### Information provided:
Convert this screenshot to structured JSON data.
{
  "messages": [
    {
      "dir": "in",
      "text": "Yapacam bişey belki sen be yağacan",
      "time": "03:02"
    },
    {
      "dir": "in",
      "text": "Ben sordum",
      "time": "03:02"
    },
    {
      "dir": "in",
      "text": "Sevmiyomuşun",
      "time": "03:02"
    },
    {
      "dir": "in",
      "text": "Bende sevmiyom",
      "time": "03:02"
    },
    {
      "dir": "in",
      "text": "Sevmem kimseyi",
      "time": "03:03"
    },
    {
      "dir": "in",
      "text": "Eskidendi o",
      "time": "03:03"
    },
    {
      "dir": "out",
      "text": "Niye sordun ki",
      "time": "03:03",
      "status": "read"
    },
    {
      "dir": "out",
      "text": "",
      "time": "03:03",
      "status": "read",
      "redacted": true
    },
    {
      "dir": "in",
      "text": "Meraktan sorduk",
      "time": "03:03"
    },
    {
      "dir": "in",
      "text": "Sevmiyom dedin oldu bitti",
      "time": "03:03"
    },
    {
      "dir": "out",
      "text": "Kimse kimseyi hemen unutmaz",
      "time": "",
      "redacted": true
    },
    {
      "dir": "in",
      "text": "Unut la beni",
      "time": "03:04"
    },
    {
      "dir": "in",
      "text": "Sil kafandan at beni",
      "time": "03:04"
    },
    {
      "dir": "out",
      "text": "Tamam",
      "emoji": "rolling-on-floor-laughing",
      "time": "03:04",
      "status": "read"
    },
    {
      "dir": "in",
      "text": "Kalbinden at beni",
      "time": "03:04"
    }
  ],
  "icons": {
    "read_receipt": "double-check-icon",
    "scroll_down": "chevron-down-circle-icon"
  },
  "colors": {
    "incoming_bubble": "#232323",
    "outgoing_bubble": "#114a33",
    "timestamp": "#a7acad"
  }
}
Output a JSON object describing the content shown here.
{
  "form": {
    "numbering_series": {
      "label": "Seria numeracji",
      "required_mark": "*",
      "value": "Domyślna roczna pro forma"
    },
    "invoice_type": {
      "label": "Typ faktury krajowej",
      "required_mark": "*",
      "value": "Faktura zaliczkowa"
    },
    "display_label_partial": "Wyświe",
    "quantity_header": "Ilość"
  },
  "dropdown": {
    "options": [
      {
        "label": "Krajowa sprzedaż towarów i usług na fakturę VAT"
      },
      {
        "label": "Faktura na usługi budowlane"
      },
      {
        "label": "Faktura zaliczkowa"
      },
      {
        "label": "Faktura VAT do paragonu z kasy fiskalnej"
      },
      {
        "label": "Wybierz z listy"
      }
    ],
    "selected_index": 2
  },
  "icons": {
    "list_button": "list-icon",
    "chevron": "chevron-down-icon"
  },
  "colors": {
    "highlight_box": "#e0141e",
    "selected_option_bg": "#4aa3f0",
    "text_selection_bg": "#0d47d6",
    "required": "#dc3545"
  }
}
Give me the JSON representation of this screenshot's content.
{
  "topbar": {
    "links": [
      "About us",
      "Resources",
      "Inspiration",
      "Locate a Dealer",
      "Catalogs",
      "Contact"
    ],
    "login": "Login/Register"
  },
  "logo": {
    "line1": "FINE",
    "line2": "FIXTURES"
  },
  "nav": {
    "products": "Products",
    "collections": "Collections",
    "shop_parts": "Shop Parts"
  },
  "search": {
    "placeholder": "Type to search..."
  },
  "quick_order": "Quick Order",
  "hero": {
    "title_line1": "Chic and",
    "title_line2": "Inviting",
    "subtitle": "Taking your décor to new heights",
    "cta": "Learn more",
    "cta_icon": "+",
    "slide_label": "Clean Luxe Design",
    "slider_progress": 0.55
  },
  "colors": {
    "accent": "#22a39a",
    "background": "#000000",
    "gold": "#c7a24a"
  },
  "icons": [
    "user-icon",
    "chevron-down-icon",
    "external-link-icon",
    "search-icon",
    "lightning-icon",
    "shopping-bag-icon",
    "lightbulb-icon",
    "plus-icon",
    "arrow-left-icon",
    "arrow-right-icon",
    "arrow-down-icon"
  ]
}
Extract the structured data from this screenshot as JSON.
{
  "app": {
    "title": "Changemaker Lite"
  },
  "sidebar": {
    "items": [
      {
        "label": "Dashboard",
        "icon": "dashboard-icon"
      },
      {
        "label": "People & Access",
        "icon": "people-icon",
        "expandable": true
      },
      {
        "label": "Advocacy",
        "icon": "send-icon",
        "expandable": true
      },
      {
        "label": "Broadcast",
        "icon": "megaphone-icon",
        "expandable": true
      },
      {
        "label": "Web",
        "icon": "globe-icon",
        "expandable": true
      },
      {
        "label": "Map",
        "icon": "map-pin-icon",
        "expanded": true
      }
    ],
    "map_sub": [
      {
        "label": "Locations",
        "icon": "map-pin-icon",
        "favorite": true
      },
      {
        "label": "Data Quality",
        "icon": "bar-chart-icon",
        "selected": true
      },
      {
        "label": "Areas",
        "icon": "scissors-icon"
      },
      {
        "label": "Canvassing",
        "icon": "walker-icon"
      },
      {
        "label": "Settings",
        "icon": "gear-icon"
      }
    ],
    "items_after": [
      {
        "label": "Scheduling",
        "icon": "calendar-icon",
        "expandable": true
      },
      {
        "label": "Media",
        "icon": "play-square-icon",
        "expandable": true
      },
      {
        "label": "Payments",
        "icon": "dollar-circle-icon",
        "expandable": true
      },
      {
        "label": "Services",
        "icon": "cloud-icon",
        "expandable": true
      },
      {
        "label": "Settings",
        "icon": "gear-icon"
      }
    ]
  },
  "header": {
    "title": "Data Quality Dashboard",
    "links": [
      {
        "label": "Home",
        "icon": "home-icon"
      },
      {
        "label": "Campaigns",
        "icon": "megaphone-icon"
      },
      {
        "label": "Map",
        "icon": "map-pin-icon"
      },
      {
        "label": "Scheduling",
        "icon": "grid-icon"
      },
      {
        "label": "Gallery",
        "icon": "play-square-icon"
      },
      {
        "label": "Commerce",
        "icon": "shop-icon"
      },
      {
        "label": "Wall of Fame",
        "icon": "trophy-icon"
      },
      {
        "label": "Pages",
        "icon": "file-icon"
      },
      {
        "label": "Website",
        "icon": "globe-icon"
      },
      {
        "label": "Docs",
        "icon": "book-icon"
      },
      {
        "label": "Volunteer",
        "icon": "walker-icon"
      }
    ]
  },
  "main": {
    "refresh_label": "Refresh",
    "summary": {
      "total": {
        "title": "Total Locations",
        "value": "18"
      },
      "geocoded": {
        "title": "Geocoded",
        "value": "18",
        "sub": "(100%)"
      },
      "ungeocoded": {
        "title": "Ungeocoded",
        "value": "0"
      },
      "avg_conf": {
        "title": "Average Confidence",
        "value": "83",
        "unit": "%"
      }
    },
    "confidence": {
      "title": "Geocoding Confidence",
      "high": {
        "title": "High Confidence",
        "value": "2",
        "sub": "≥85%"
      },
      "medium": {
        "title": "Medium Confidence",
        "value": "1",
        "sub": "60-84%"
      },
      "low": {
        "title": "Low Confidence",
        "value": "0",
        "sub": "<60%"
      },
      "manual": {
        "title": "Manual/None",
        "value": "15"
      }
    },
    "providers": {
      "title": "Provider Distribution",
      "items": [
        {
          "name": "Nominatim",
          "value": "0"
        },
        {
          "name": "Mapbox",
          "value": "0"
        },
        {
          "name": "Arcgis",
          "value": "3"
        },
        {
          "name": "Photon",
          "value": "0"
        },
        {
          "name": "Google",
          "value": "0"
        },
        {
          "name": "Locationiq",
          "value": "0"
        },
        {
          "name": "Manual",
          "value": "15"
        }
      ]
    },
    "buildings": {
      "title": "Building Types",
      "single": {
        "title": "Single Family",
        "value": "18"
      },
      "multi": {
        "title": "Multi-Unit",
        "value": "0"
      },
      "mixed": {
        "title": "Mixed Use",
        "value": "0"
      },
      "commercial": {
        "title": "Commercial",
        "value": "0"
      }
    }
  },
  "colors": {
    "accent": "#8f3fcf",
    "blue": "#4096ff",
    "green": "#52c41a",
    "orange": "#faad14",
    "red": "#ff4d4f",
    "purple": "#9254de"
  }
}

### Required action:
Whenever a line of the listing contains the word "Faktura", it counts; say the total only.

### Task result:
4